So when I was asked by Garden SupermartÂ if I wanted to review a rain barrel, I was a little apprehensive. Where would I fit an uglyÂ giant barrel in my little bitty yard?Â What if it was a blue barrel?Â There is no hiding a blue barrel. But they assured me that their rain barrels were neither ugly nor blue. I was delighted and I agreed. And thus began the Great Rain Barrel Postal Adventure.
If you live in the US, you know that the incompetence of the United States Postal Service can sometimes achieve epic proportions. If ever there was a poster child for why government monopolies are a really bad idea, the USPS is it. Individual emplyeesÂ can beÂ good (my mailman Leon and my Grandpa who worked for them being two examples) but the organization as a whole leaves something to be desired. Case in point, it appears that the USPS has the singularly unique ability to lose a package that is larger than your average baby elephant.
After one month, 3 trips to the post office and one exasperating conversation with a Postal Supervisor, they were finally able to locate the rain barrel, which had apparently had been sitting in the middle of their sorting room the entire time, playing a rousing game of Captain Obvious hide and seek.
Anyway, I finally got the rain barrel home, and I do have to say that I was duly impressed. It was not blue nor was it ugly. As a matter of fact, it was terracotta colored and pretty enough that I elected to install it under a downspout on the front of my house, conveniently located near my container plants.

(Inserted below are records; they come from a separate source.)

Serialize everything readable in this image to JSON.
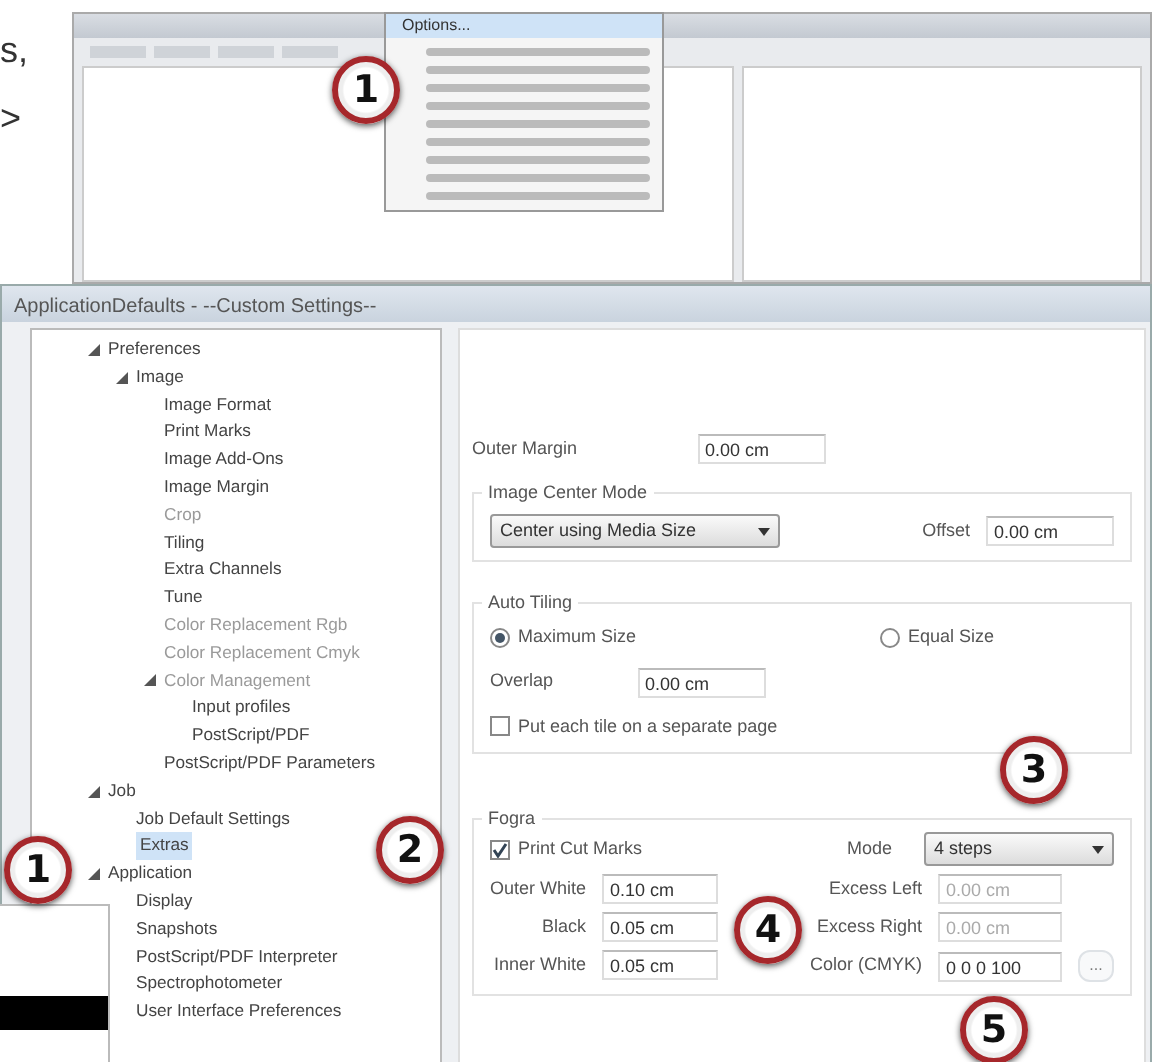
{
  "page_fragments": [
    "s,",
    ">"
  ],
  "background_window": {
    "menu": {
      "first_item": "Options..."
    },
    "callout": "1"
  },
  "dialog": {
    "title": "ApplicationDefaults - --Custom Settings--",
    "tree": [
      {
        "label": "Preferences",
        "expanded": true,
        "selected": false,
        "disabled": false,
        "children": [
          {
            "label": "Image",
            "expanded": true,
            "selected": false,
            "disabled": false,
            "children": [
              {
                "label": "Image Format",
                "selected": false,
                "disabled": false
              },
              {
                "label": "Print Marks",
                "selected": false,
                "disabled": false
              },
              {
                "label": "Image Add-Ons",
                "selected": false,
                "disabled": false
              },
              {
                "label": "Image Margin",
                "selected": false,
                "disabled": false
              },
              {
                "label": "Crop",
                "selected": false,
                "disabled": true
              },
              {
                "label": "Tiling",
                "selected": false,
                "disabled": false
              },
              {
                "label": "Extra Channels",
                "selected": false,
                "disabled": false
              },
              {
                "label": "Tune",
                "selected": false,
                "disabled": false
              },
              {
                "label": "Color Replacement Rgb",
                "selected": false,
                "disabled": true
              },
              {
                "label": "Color Replacement Cmyk",
                "selected": false,
                "disabled": true
              },
              {
                "label": "Color Management",
                "expanded": true,
                "selected": false,
                "disabled": true,
                "children": [
                  {
                    "label": "Input profiles",
                    "selected": false,
                    "disabled": false
                  },
                  {
                    "label": "PostScript/PDF",
                    "selected": false,
                    "disabled": false
                  }
                ]
              },
              {
                "label": "PostScript/PDF Parameters",
                "selected": false,
                "disabled": false
              }
            ]
          }
        ]
      },
      {
        "label": "Job",
        "expanded": true,
        "selected": false,
        "disabled": false,
        "children": [
          {
            "label": "Job Default Settings",
            "selected": false,
            "disabled": false
          },
          {
            "label": "Extras",
            "selected": true,
            "disabled": false
          }
        ]
      },
      {
        "label": "Application",
        "expanded": true,
        "selected": false,
        "disabled": false,
        "children": [
          {
            "label": "Display",
            "selected": false,
            "disabled": false
          },
          {
            "label": "Snapshots",
            "selected": false,
            "disabled": false
          },
          {
            "label": "PostScript/PDF Interpreter",
            "selected": false,
            "disabled": false
          },
          {
            "label": "Spectrophotometer",
            "selected": false,
            "disabled": false
          },
          {
            "label": "User Interface Preferences",
            "selected": false,
            "disabled": false
          }
        ]
      }
    ],
    "outer_margin": {
      "label": "Outer Margin",
      "value": "0.00 cm"
    },
    "image_center_mode": {
      "title": "Image Center Mode",
      "select": "Center using Media Size",
      "offset_label": "Offset",
      "offset": "0.00 cm"
    },
    "auto_tiling": {
      "title": "Auto Tiling",
      "options": [
        {
          "label": "Maximum Size",
          "selected": true
        },
        {
          "label": "Equal Size",
          "selected": false
        }
      ],
      "overlap_label": "Overlap",
      "overlap": "0.00 cm",
      "separate_page": {
        "label": "Put each tile on a separate page",
        "checked": false
      }
    },
    "fogra": {
      "title": "Fogra",
      "print_marks": {
        "label": "Print Cut Marks",
        "checked": true
      },
      "mode_label": "Mode",
      "mode": "4 steps",
      "left_fields": [
        {
          "label": "Outer White",
          "value": "0.10 cm"
        },
        {
          "label": "Black",
          "value": "0.05 cm"
        },
        {
          "label": "Inner White",
          "value": "0.05 cm"
        }
      ],
      "right_fields": [
        {
          "label": "Excess Left",
          "value": "0.00 cm",
          "disabled": true
        },
        {
          "label": "Excess Right",
          "value": "0.00 cm",
          "disabled": true
        },
        {
          "label": "Color (CMYK)",
          "value": "0 0 0 100",
          "disabled": false
        }
      ],
      "color_button": "..."
    }
  },
  "callouts": [
    "1",
    "2",
    "3",
    "4",
    "5"
  ]
}
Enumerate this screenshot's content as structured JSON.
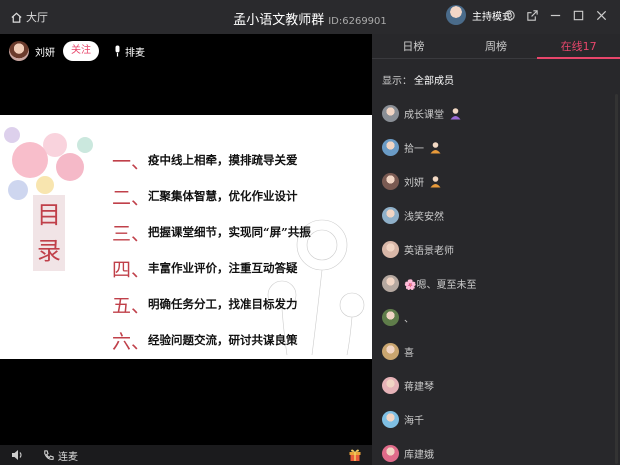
{
  "titlebar": {
    "home_label": "大厅",
    "title": "孟小语文教师群",
    "room_id": "ID:6269901",
    "host_mode_label": "主持模式"
  },
  "video": {
    "presenter_name": "刘妍",
    "follow_label": "关注",
    "mic_queue_label": "排麦"
  },
  "slide": {
    "heading": "目录",
    "items": [
      {
        "num": "一、",
        "text": "疫中线上相牵，摸排疏导关爱"
      },
      {
        "num": "二、",
        "text": "汇聚集体智慧，优化作业设计"
      },
      {
        "num": "三、",
        "text": "把握课堂细节，实现同“屏”共振"
      },
      {
        "num": "四、",
        "text": "丰富作业评价，注重互动答疑"
      },
      {
        "num": "五、",
        "text": "明确任务分工，找准目标发力"
      },
      {
        "num": "六、",
        "text": "经验问题交流，研讨共谋良策"
      }
    ]
  },
  "bottombar": {
    "connect_mic_label": "连麦"
  },
  "panel": {
    "tabs": [
      {
        "label": "日榜"
      },
      {
        "label": "周榜"
      },
      {
        "label": "在线17"
      }
    ],
    "display_prefix": "显示：",
    "display_value": "全部成员",
    "members": [
      {
        "name": "成长课堂",
        "avatar_color": "#8a8f96",
        "badge": "admin-icon"
      },
      {
        "name": "拾一",
        "avatar_color": "#6a9bc6",
        "badge": "host-icon"
      },
      {
        "name": "刘妍",
        "avatar_color": "#7a5a52",
        "badge": "host-icon"
      },
      {
        "name": "浅笑安然",
        "avatar_color": "#8fb0c9",
        "badge": ""
      },
      {
        "name": "英语景老师",
        "avatar_color": "#d8b7a8",
        "badge": ""
      },
      {
        "name": "🌸嗯、夏至未至",
        "avatar_color": "#b5a8a0",
        "badge": ""
      },
      {
        "name": "、",
        "avatar_color": "#5f7d4a",
        "badge": ""
      },
      {
        "name": "喜",
        "avatar_color": "#c9a56f",
        "badge": ""
      },
      {
        "name": "蒋建琴",
        "avatar_color": "#e6b3b8",
        "badge": ""
      },
      {
        "name": "海千",
        "avatar_color": "#7fbfe3",
        "badge": ""
      },
      {
        "name": "库建娥",
        "avatar_color": "#e06b8a",
        "badge": ""
      }
    ]
  },
  "colors": {
    "accent": "#e8466b",
    "slide_red": "#c0404a"
  }
}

The barrel itself is made from a formed plastic but two different neighbors commented on the fact that they had mistaken the rain barrel for a genuine terracotta jar. It is light enough for me to carry with one hand, but did not feel flimsy or cheap.

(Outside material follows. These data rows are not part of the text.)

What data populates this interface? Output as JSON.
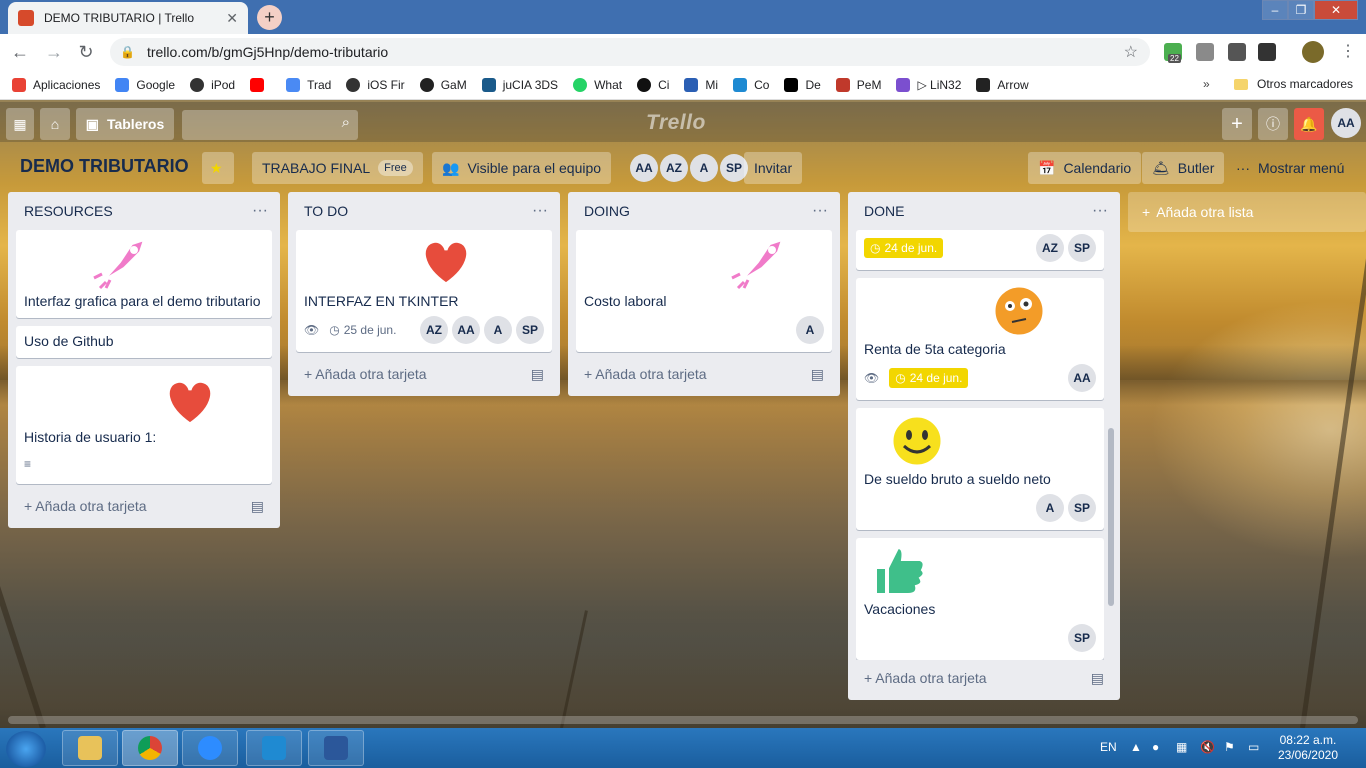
{
  "browser": {
    "tab_title": "DEMO TRIBUTARIO | Trello",
    "url": "trello.com/b/gmGj5Hnp/demo-tributario",
    "ext_badge": "22",
    "bookmarks": [
      {
        "label": "Aplicaciones",
        "color": "#e94235"
      },
      {
        "label": "Google",
        "color": "#4285f4"
      },
      {
        "label": "iPod",
        "color": "#333333"
      },
      {
        "label": "",
        "color": "#ff0000"
      },
      {
        "label": "Trad",
        "color": "#4a8af4"
      },
      {
        "label": "iOS Fir",
        "color": "#333333"
      },
      {
        "label": "GaM",
        "color": "#222222"
      },
      {
        "label": "juCIA 3DS",
        "color": "#1a5a8a"
      },
      {
        "label": "What",
        "color": "#25d366"
      },
      {
        "label": "Ci",
        "color": "#111111"
      },
      {
        "label": "Mi",
        "color": "#2b5fb4"
      },
      {
        "label": "Co",
        "color": "#1e8ad2"
      },
      {
        "label": "De",
        "color": "#000000"
      },
      {
        "label": "PeM",
        "color": "#c0392b"
      },
      {
        "label": "▷ LiN32",
        "color": "#7b4fcf"
      },
      {
        "label": "Arrow",
        "color": "#222222"
      }
    ],
    "more": "»",
    "other_bookmarks": "Otros marcadores"
  },
  "trello_header": {
    "boards_label": "Tableros",
    "logo": "Trello",
    "user_initials": "AA"
  },
  "board": {
    "title": "DEMO TRIBUTARIO",
    "team": "TRABAJO FINAL",
    "team_badge": "Free",
    "visibility": "Visible para el equipo",
    "members": [
      "AA",
      "AZ",
      "A",
      "SP"
    ],
    "invite": "Invitar",
    "calendar": "Calendario",
    "butler": "Butler",
    "show_menu": "Mostrar menú",
    "add_list": "Añada otra lista",
    "add_card": "Añada otra tarjeta"
  },
  "lists": {
    "resources": {
      "title": "RESOURCES",
      "cards": [
        "Interfaz grafica para el demo tributario",
        "Uso de Github",
        "Historia de usuario 1:"
      ]
    },
    "todo": {
      "title": "TO DO",
      "cards": [
        "INTERFAZ EN TKINTER"
      ],
      "due": "25 de jun.",
      "members": [
        "AZ",
        "AA",
        "A",
        "SP"
      ]
    },
    "doing": {
      "title": "DOING",
      "cards": [
        "Costo laboral"
      ],
      "members": [
        "A"
      ]
    },
    "done": {
      "title": "DONE",
      "first_due": "24 de jun.",
      "first_members": [
        "AZ",
        "SP"
      ],
      "cards": [
        "Renta de 5ta categoria",
        "De sueldo bruto a sueldo neto",
        "Vacaciones"
      ],
      "renta_due": "24 de jun.",
      "renta_members": [
        "AA"
      ],
      "sueldo_members": [
        "A",
        "SP"
      ],
      "vac_members": [
        "SP"
      ]
    }
  },
  "taskbar": {
    "lang": "EN",
    "time": "08:22 a.m.",
    "date": "23/06/2020"
  },
  "colors": {
    "due_yellow": "#f2d600",
    "list_bg": "#ebecf0",
    "title_dark": "#172b4d"
  }
}
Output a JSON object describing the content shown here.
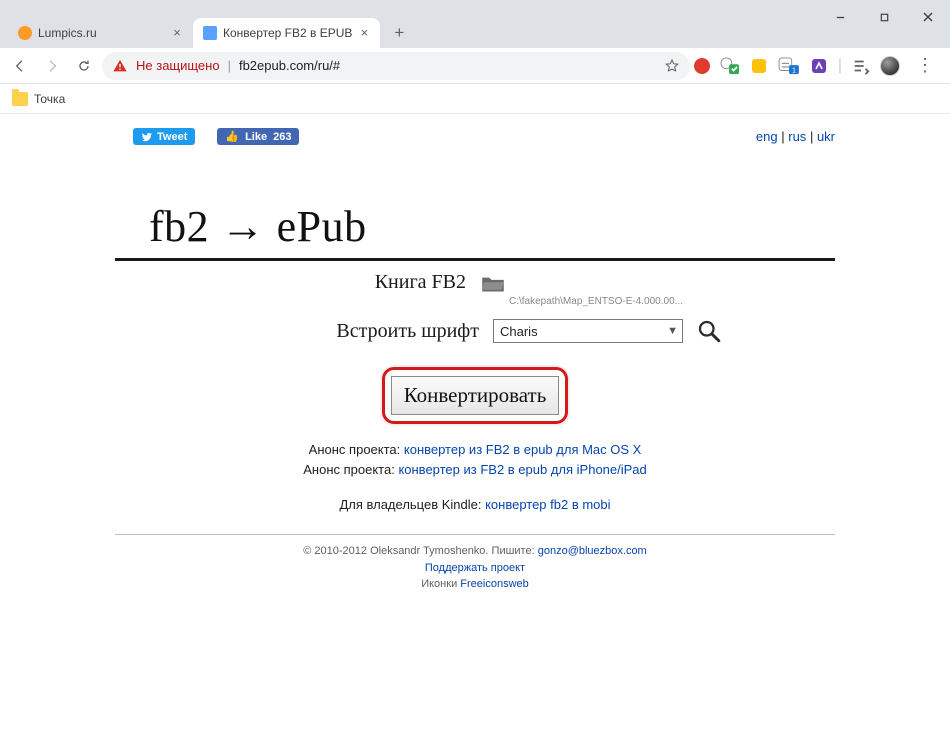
{
  "browser": {
    "tabs": [
      {
        "title": "Lumpics.ru",
        "favicon": "orange-dot",
        "active": false
      },
      {
        "title": "Конвертер FB2 в EPUB",
        "favicon": "doc",
        "active": true
      }
    ],
    "security_warning": "Не защищено",
    "url": "fb2epub.com/ru/#",
    "bookmark_folder": "Точка"
  },
  "socials": {
    "tweet_label": "Tweet",
    "fb_like_label": "Like",
    "fb_like_count": "263"
  },
  "langs": {
    "eng": "eng",
    "rus": "rus",
    "ukr": "ukr"
  },
  "heading": "fb2 → ePub",
  "form": {
    "book_label": "Книга FB2",
    "file_path": "C:\\fakepath\\Map_ENTSO-E-4.000.00...",
    "font_label": "Встроить шрифт",
    "font_value": "Charis",
    "convert_label": "Конвертировать"
  },
  "annos": {
    "prefix": "Анонс проекта: ",
    "mac_link": "конвертер из FB2 в epub для Mac OS X",
    "ios_link": "конвертер из FB2 в epub для iPhone/iPad"
  },
  "kindle": {
    "prefix": "Для владельцев Kindle: ",
    "link": "конвертер fb2 в mobi"
  },
  "footer": {
    "copyright": "© 2010-2012 Oleksandr Tymoshenko. Пишите: ",
    "email": "gonzo@bluezbox.com",
    "support_link": "Поддержать проект",
    "icons_prefix": "Иконки ",
    "icons_link": "Freeiconsweb"
  }
}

I was a little disappointed by the fact that the rain barrel did not come with directions. While there is only a little assembly involved, I did have to correct my husband when he installed it as he figured that top screen was simply an extraneous part thrown in to waste money. While he would have assumed that anyway (as he does not read directions), it would have saved my 10 minutes of arguing with him on the matter if I just had a picture to point to.
And as a note, not good or bad, the hose that leads off the barrel is a very tight fit. Very difficult to get on, but that and the hose clamp ensure that your barrel will not leak.

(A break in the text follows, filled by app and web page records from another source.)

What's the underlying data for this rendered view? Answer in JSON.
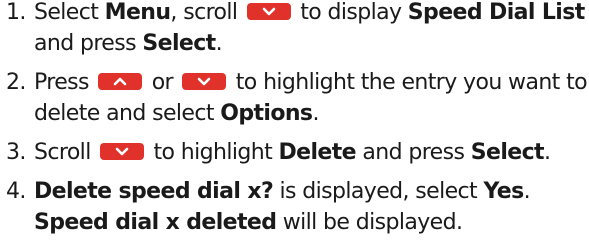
{
  "steps": [
    {
      "number": "1.",
      "parts": {
        "a": "Select ",
        "b": "Menu",
        "c": ", scroll ",
        "d": " to display ",
        "e": "Speed Dial List",
        "f": " and press ",
        "g": "Select",
        "h": "."
      }
    },
    {
      "number": "2.",
      "parts": {
        "a": "Press ",
        "b": " or ",
        "c": " to highlight the entry you want to delete and select ",
        "d": "Options",
        "e": "."
      }
    },
    {
      "number": "3.",
      "parts": {
        "a": "Scroll ",
        "b": " to highlight ",
        "c": "Delete",
        "d": " and press ",
        "e": "Select",
        "f": "."
      }
    },
    {
      "number": "4.",
      "parts": {
        "a": "Delete speed dial x?",
        "b": " is displayed, select ",
        "c": "Yes",
        "d": ". ",
        "e": "Speed dial x deleted",
        "f": " will be displayed."
      }
    }
  ],
  "icons": {
    "down_key": "chevron-down-key-icon",
    "up_key": "chevron-up-key-icon",
    "key_color": "#e0312a"
  }
}
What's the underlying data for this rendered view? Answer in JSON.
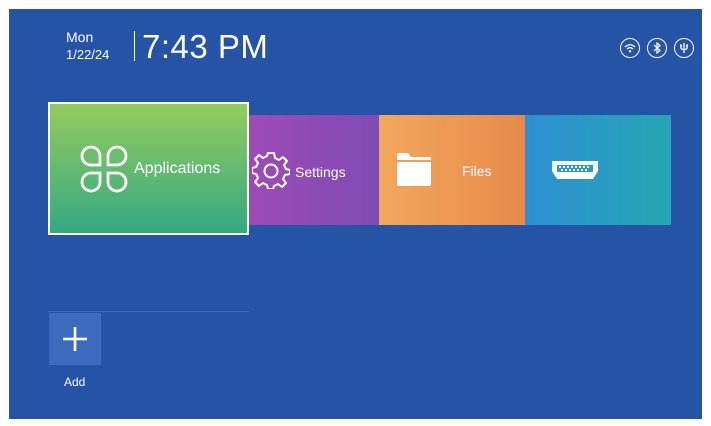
{
  "status_bar": {
    "day": "Mon",
    "date": "1/22/24",
    "time": "7:43 PM",
    "icons": [
      "wifi-icon",
      "bluetooth-icon",
      "usb-icon"
    ]
  },
  "tiles": [
    {
      "label": "Applications",
      "icon": "apps-grid-icon",
      "color": "#5dbb6e",
      "selected": true
    },
    {
      "label": "Settings",
      "icon": "gear-icon",
      "color": "#8c4cb5"
    },
    {
      "label": "Files",
      "icon": "folder-icon",
      "color": "#ee9a55"
    },
    {
      "label": "",
      "icon": "hdmi-icon",
      "color": "#2a9bc4"
    }
  ],
  "shortcuts": [
    {
      "label": "Add",
      "icon": "plus-icon"
    }
  ],
  "colors": {
    "background": "#2553a5",
    "focus_border": "#ffffff",
    "add_tile": "#3c6bbd"
  }
}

The price of the largest size rain barrel is comparable to the price of the ugly blue barrel I saw at the garden center the other day, which means you can get style and functionality for the same price. The one I have is actually less than that as it sells for $159.99 plus shipping.
All in all, I was pleased with my new rain barrel. My only real complaint is that you might want to check and see if they can deliver itÂ via UPS or FedEx, who have to do their jobs in order to stay in business.